How to Benefit From 5 Domains of Self-Care
If you are doing self-care then you probably want to know how to do it so you can get the most benefits from the 5 domains of self-care and from self-care efforts generally. Yes, I said there are 5 decidedly primary domains of self-care plus a couple of others that are sometimes referred to in certain situations - and its recommended to engage in all of them daily in order to prevent and treat chronic disease. If that’s not the goal, then what is? Research is starting to unfold about how to engage in these 5 domains to keep yourself out of the doctor’s office - whether that’s put your chronic disease in remission, or prevent chronic disease. Research shows that Baby Boomers need self-care the most and use it the least. While Millennials are engaging in self-care they are sicker at a young age than were the older generations, so they need to ensure that the self-care they are doing will work for them over time. Read this article to learn how to benefit from the 5 domains of self-care.
Physical self-care involves nourishment, exercise and daily lifestyle efforts such as taking medications, supplementation, going to bed on-time.
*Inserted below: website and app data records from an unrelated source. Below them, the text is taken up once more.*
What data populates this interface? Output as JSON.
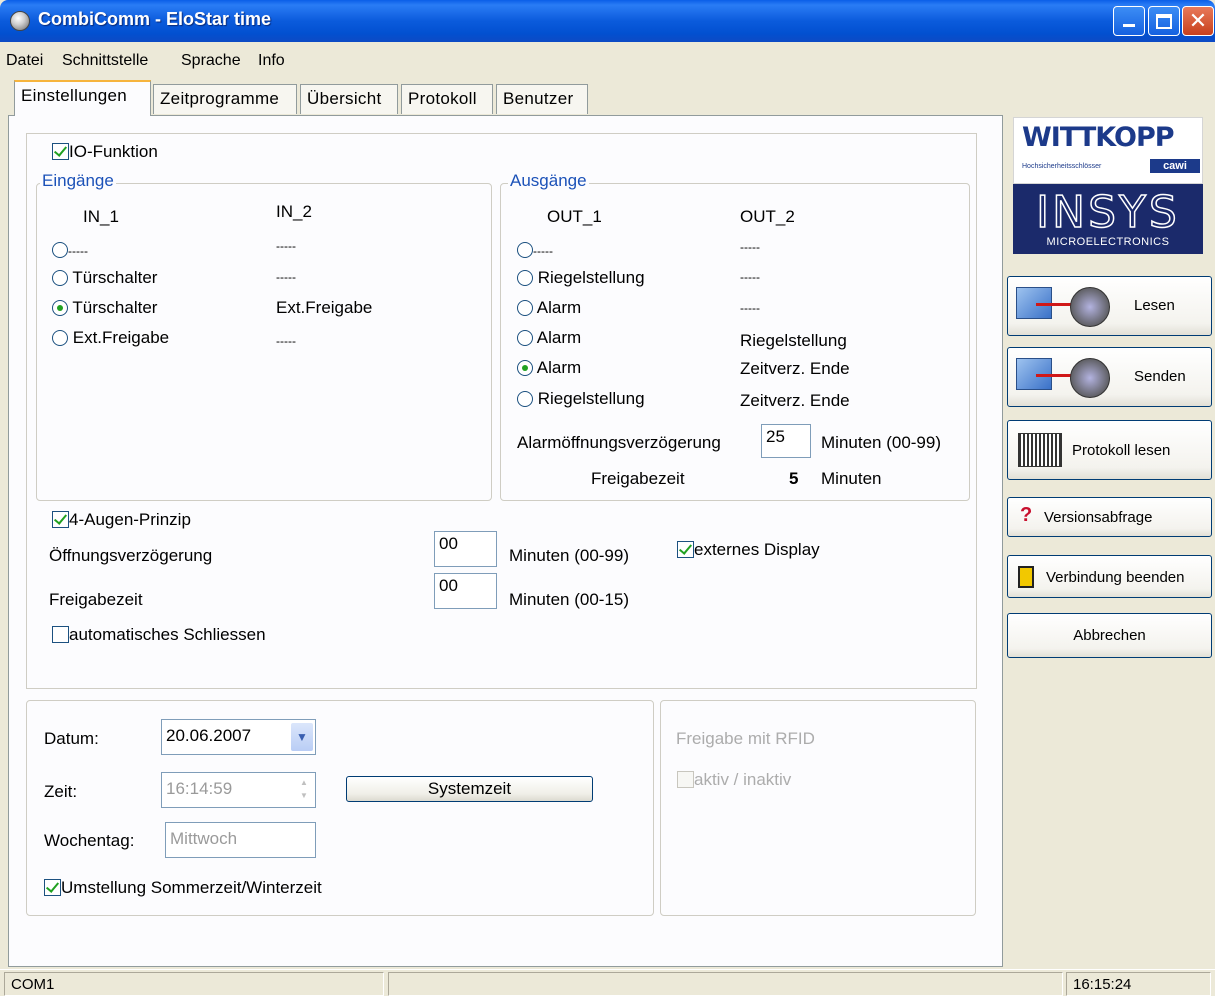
{
  "window": {
    "title": "CombiComm - EloStar time"
  },
  "menu": [
    {
      "label": "Datei"
    },
    {
      "label": "Schnittstelle"
    },
    {
      "label": "Sprache"
    },
    {
      "label": "Info"
    }
  ],
  "tabs": [
    "Einstellungen",
    "Zeitprogramme",
    "Übersicht",
    "Protokoll",
    "Benutzer"
  ],
  "io": {
    "function_label": "IO-Funktion",
    "inputs": {
      "title": "Eingänge",
      "col1": "IN_1",
      "col2": "IN_2",
      "rows": [
        {
          "in1": "-----",
          "in2": "-----",
          "selected": false
        },
        {
          "in1": "Türschalter",
          "in2": "-----",
          "selected": false
        },
        {
          "in1": "Türschalter",
          "in2": "Ext.Freigabe",
          "selected": true
        },
        {
          "in1": "Ext.Freigabe",
          "in2": "-----",
          "selected": false
        }
      ]
    },
    "outputs": {
      "title": "Ausgänge",
      "col1": "OUT_1",
      "col2": "OUT_2",
      "rows": [
        {
          "out1": "-----",
          "out2": "-----",
          "selected": false
        },
        {
          "out1": "Riegelstellung",
          "out2": "-----",
          "selected": false
        },
        {
          "out1": "Alarm",
          "out2": "-----",
          "selected": false
        },
        {
          "out1": "Alarm",
          "out2": "Riegelstellung",
          "selected": false
        },
        {
          "out1": "Alarm",
          "out2": "Zeitverz. Ende",
          "selected": true
        },
        {
          "out1": "Riegelstellung",
          "out2": "Zeitverz. Ende",
          "selected": false
        }
      ],
      "alarm_delay_label": "Alarmöffnungsverzögerung",
      "alarm_delay_value": "25",
      "alarm_delay_unit": "Minuten (00-99)",
      "release_label": "Freigabezeit",
      "release_value": "5",
      "release_unit": "Minuten"
    }
  },
  "four_eyes": {
    "label": "4-Augen-Prinzip",
    "open_delay_label": "Öffnungsverzögerung",
    "open_delay_value": "00",
    "open_delay_unit": "Minuten (00-99)",
    "release_label": "Freigabezeit",
    "release_value": "00",
    "release_unit": "Minuten (00-15)",
    "auto_close_label": "automatisches Schliessen",
    "ext_display_label": "externes Display"
  },
  "datetime": {
    "date_label": "Datum:",
    "date_value": "20.06.2007",
    "time_label": "Zeit:",
    "time_value": "16:14:59",
    "systime_button": "Systemzeit",
    "weekday_label": "Wochentag:",
    "weekday_value": "Mittwoch",
    "dst_label": "Umstellung Sommerzeit/Winterzeit"
  },
  "rfid": {
    "title": "Freigabe mit RFID",
    "active_label": "aktiv / inaktiv"
  },
  "logos": {
    "wittkopp": "WITTKOPP",
    "wittkopp_sub": "Hochsicherheitsschlösser",
    "cawi": "cawi",
    "insys": "INSYS",
    "insys_sub": "MICROELECTRONICS"
  },
  "side_buttons": {
    "read": "Lesen",
    "send": "Senden",
    "protocol": "Protokoll lesen",
    "version": "Versionsabfrage",
    "disconnect": "Verbindung beenden",
    "cancel": "Abbrechen"
  },
  "status": {
    "port": "COM1",
    "clock": "16:15:24"
  }
}
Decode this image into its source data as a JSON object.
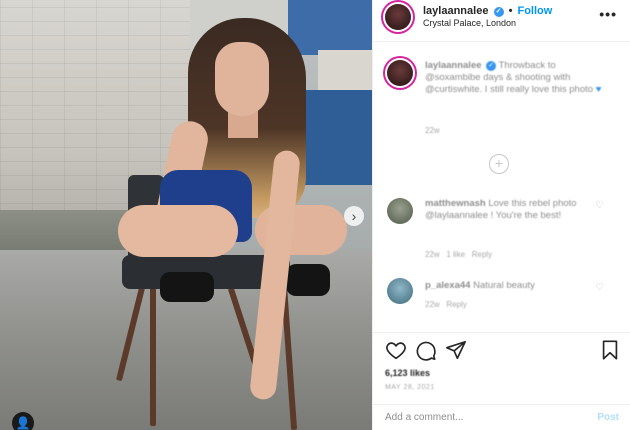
{
  "post": {
    "username": "laylaannalee",
    "follow_label": "Follow",
    "separator": "•",
    "location": "Crystal Palace, London",
    "more_label": "•••",
    "next_label": "›",
    "tag_label": "👤"
  },
  "comments": [
    {
      "username": "laylaannalee",
      "text": "Throwback to @soxambibe days & shooting with @curtiswhite. I still really love this photo",
      "time": "22w",
      "reply": "",
      "likes": ""
    },
    {
      "username": "matthewnash",
      "text": "Love this rebel photo @laylaannalee ! You're the best!",
      "time": "22w",
      "likes": "1 like",
      "reply": "Reply"
    },
    {
      "username": "p_alexa44",
      "text": "Natural beauty",
      "time": "22w",
      "likes": "",
      "reply": "Reply"
    }
  ],
  "load_more_label": "+",
  "likes_count": "6,123 likes",
  "date": "MAY 28, 2021",
  "add_comment": {
    "placeholder": "Add a comment...",
    "post_label": "Post"
  },
  "icons": [
    "heart-icon",
    "comment-icon",
    "share-icon",
    "bookmark-icon"
  ],
  "colors": {
    "follow": "#0095f6",
    "verified": "#3897f0",
    "post_disabled": "#b2dffc"
  }
}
Longevity shows that eating a high proportion of fruits and vegetables, a low calorie diet, consuming small and regular amounts of wine and engaging in natural movement are how to stay away from the doctors office.
Mental self-care involves engaging in regular times of sober reflection to notice what thoughts drive your emotions and behaviors. Techniques for those who want assistance include engaging in mindfulness practices and going to therapy. You might write a journal, or seek expert advise on how to make good decisions for yourself. Benefits includes being able to set goals and follow through on them, appreciate your personal development and understand what drives you or what you’re reacting to from your past.
Closely tied to mental self-care is emotional self-care as healthy mental habits, produce healthier emotions. Additional emotional self-care on its own include spending time with family and friends, animals, and laughing daily. Healthy connection to loved ones, from the past and forming new relationships and bonds are all part of healthy emotional self-care. The ability to cry, express emotions and cope with stress in a safe and productive way are wonderful results from emotional self-care.
Seeing beyond the self to include God, the Universe, and the unseen aspects of life are often the focus on spiritual self-care. Practices may include prayer, meditation, spending time in nature, a temple or simply connecting to the divine in a positive way. Benefits include finding in purpose and meaning in life through faith, trust and hope that the universe is benefic, good, and loving and you are a deserving part of humanity.
Is a debatable domain of self-care but important when many of our waking hours are spent at work. Professional self-care result from skills developed from forming healthy relationships, goal setting and personal development, but it’s also possible to have good professional self-care and let the mental or emotional fall in other areas. Generally professional self-care includes eagerly participating in professional development, upgrading training and seeking support and supervision from peers and mentors on a regular basis. Work-Life balance and self-actualization may be wonderful benefits of this practice but it does not replace the other domains.
Take a look at Dr. Millie’s Video on the 5 Domains of Self-Care here: